**What is expected:**
Reproduce the data below in full. Nothing should differ from the original.

Items from an interface collection
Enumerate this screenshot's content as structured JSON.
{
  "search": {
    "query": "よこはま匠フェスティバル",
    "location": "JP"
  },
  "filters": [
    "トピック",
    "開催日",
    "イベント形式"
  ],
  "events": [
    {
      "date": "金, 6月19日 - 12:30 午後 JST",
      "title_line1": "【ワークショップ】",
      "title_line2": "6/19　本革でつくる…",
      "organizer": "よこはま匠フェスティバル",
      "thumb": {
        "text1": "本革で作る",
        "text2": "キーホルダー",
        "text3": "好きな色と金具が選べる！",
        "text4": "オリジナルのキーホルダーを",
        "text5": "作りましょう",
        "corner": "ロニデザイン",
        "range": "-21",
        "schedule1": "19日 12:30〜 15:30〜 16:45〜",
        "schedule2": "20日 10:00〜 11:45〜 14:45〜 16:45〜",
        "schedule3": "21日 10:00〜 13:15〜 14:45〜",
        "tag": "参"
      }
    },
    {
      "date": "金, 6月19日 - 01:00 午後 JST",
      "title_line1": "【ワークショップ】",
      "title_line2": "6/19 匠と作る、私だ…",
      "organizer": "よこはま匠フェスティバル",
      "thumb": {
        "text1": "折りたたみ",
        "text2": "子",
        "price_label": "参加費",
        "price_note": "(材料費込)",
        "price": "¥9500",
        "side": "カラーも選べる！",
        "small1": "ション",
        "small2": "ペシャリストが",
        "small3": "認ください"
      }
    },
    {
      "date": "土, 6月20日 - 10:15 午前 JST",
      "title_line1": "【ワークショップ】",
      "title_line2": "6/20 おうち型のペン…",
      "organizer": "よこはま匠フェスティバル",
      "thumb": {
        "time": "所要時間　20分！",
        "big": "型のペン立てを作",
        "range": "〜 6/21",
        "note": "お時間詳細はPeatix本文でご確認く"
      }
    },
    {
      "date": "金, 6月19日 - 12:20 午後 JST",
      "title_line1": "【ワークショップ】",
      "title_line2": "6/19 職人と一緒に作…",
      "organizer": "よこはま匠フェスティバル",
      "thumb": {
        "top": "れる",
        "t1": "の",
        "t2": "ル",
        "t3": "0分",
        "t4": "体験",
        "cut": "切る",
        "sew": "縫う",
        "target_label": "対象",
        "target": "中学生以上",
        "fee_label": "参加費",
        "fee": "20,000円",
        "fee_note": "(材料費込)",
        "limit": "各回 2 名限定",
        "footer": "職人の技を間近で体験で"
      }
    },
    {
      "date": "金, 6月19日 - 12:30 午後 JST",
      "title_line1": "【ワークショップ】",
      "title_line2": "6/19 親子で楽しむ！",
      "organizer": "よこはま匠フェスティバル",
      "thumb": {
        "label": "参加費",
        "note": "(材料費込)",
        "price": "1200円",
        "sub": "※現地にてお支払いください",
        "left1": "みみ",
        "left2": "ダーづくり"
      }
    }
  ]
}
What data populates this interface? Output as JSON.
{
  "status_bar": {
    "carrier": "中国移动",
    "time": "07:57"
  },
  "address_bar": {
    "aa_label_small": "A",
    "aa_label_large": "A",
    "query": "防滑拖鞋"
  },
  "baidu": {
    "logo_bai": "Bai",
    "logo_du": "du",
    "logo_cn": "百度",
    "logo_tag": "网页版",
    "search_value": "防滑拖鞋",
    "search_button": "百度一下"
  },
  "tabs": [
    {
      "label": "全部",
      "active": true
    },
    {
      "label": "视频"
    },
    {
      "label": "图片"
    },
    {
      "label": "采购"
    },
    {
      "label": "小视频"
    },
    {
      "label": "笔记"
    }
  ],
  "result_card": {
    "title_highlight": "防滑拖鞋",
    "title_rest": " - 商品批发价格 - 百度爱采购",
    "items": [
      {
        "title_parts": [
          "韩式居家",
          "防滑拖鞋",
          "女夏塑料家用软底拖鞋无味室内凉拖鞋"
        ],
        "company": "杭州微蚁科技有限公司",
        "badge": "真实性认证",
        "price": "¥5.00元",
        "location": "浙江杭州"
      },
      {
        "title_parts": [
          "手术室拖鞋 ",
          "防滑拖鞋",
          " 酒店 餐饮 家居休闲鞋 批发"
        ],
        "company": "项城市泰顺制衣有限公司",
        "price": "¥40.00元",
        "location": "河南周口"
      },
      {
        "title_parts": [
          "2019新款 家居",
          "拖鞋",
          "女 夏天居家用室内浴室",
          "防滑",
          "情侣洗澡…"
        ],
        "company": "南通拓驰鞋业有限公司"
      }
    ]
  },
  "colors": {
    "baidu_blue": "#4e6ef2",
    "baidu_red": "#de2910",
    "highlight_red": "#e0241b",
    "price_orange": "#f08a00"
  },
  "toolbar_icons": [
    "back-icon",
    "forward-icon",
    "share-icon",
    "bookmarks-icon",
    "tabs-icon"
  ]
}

**Answer for the task:**
Enumerate this screenshot's content as structured JSON.
{
  "search": {
    "query": "よこはま匠フェスティバル",
    "location": "JP"
  },
  "filters": [
    "トピック",
    "開催日",
    "イベント形式"
  ],
  "events": [
    {
      "date": "金, 6月19日 - 12:30 午後 JST",
      "title_line1": "【ワークショップ】",
      "title_line2": "6/19　本革でつくる…",
      "organizer": "よこはま匠フェスティバル",
      "thumb": {
        "text1": "本革で作る",
        "text2": "キーホルダー",
        "text3": "好きな色と金具が選べる！",
        "text4": "オリジナルのキーホルダーを",
        "text5": "作りましょう",
        "corner": "ロニデザイン",
        "range": "-21",
        "schedule1": "19日 12:30〜 15:30〜 16:45〜",
        "schedule2": "20日 10:00〜 11:45〜 14:45〜 16:45〜",
        "schedule3": "21日 10:00〜 13:15〜 14:45〜",
        "tag": "参"
      }
    },
    {
      "date": "金, 6月19日 - 01:00 午後 JST",
      "title_line1": "【ワークショップ】",
      "title_line2": "6/19 匠と作る、私だ…",
      "organizer": "よこはま匠フェスティバル",
      "thumb": {
        "text1": "折りたたみ",
        "text2": "子",
        "price_label": "参加費",
        "price_note": "(材料費込)",
        "price": "¥9500",
        "side": "カラーも選べる！",
        "small1": "ション",
        "small2": "ペシャリストが",
        "small3": "認ください"
      }
    },
    {
      "date": "土, 6月20日 - 10:15 午前 JST",
      "title_line1": "【ワークショップ】",
      "title_line2": "6/20 おうち型のペン…",
      "organizer": "よこはま匠フェスティバル",
      "thumb": {
        "time": "所要時間　20分！",
        "big": "型のペン立てを作",
        "range": "〜 6/21",
        "note": "お時間詳細はPeatix本文でご確認く"
      }
    },
    {
      "date": "金, 6月19日 - 12:20 午後 JST",
      "title_line1": "【ワークショップ】",
      "title_line2": "6/19 職人と一緒に作…",
      "organizer": "よこはま匠フェスティバル",
      "thumb": {
        "top": "れる",
        "t1": "の",
        "t2": "ル",
        "t3": "0分",
        "t4": "体験",
        "cut": "切る",
        "sew": "縫う",
        "target_label": "対象",
        "target": "中学生以上",
        "fee_label": "参加費",
        "fee": "20,000円",
        "fee_note": "(材料費込)",
        "limit": "各回 2 名限定",
        "footer": "職人の技を間近で体験で"
      }
    },
    {
      "date": "金, 6月19日 - 12:30 午後 JST",
      "title_line1": "【ワークショップ】",
      "title_line2": "6/19 親子で楽しむ！",
      "organizer": "よこはま匠フェスティバル",
      "thumb": {
        "label": "参加費",
        "note": "(材料費込)",
        "price": "1200円",
        "sub": "※現地にてお支払いください",
        "left1": "みみ",
        "left2": "ダーづくり"
      }
    }
  ]
}
What data populates this interface? Output as JSON.
{
  "status_bar": {
    "carrier": "中国移动",
    "time": "07:57"
  },
  "address_bar": {
    "aa_label_small": "A",
    "aa_label_large": "A",
    "query": "防滑拖鞋"
  },
  "baidu": {
    "logo_bai": "Bai",
    "logo_du": "du",
    "logo_cn": "百度",
    "logo_tag": "网页版",
    "search_value": "防滑拖鞋",
    "search_button": "百度一下"
  },
  "tabs": [
    {
      "label": "全部",
      "active": true
    },
    {
      "label": "视频"
    },
    {
      "label": "图片"
    },
    {
      "label": "采购"
    },
    {
      "label": "小视频"
    },
    {
      "label": "笔记"
    }
  ],
  "result_card": {
    "title_highlight": "防滑拖鞋",
    "title_rest": " - 商品批发价格 - 百度爱采购",
    "items": [
      {
        "title_parts": [
          "韩式居家",
          "防滑拖鞋",
          "女夏塑料家用软底拖鞋无味室内凉拖鞋"
        ],
        "company": "杭州微蚁科技有限公司",
        "badge": "真实性认证",
        "price": "¥5.00元",
        "location": "浙江杭州"
      },
      {
        "title_parts": [
          "手术室拖鞋 ",
          "防滑拖鞋",
          " 酒店 餐饮 家居休闲鞋 批发"
        ],
        "company": "项城市泰顺制衣有限公司",
        "price": "¥40.00元",
        "location": "河南周口"
      },
      {
        "title_parts": [
          "2019新款 家居",
          "拖鞋",
          "女 夏天居家用室内浴室",
          "防滑",
          "情侣洗澡…"
        ],
        "company": "南通拓驰鞋业有限公司"
      }
    ]
  },
  "colors": {
    "baidu_blue": "#4e6ef2",
    "baidu_red": "#de2910",
    "highlight_red": "#e0241b",
    "price_orange": "#f08a00"
  },
  "toolbar_icons": [
    "back-icon",
    "forward-icon",
    "share-icon",
    "bookmarks-icon",
    "tabs-icon"
  ]
}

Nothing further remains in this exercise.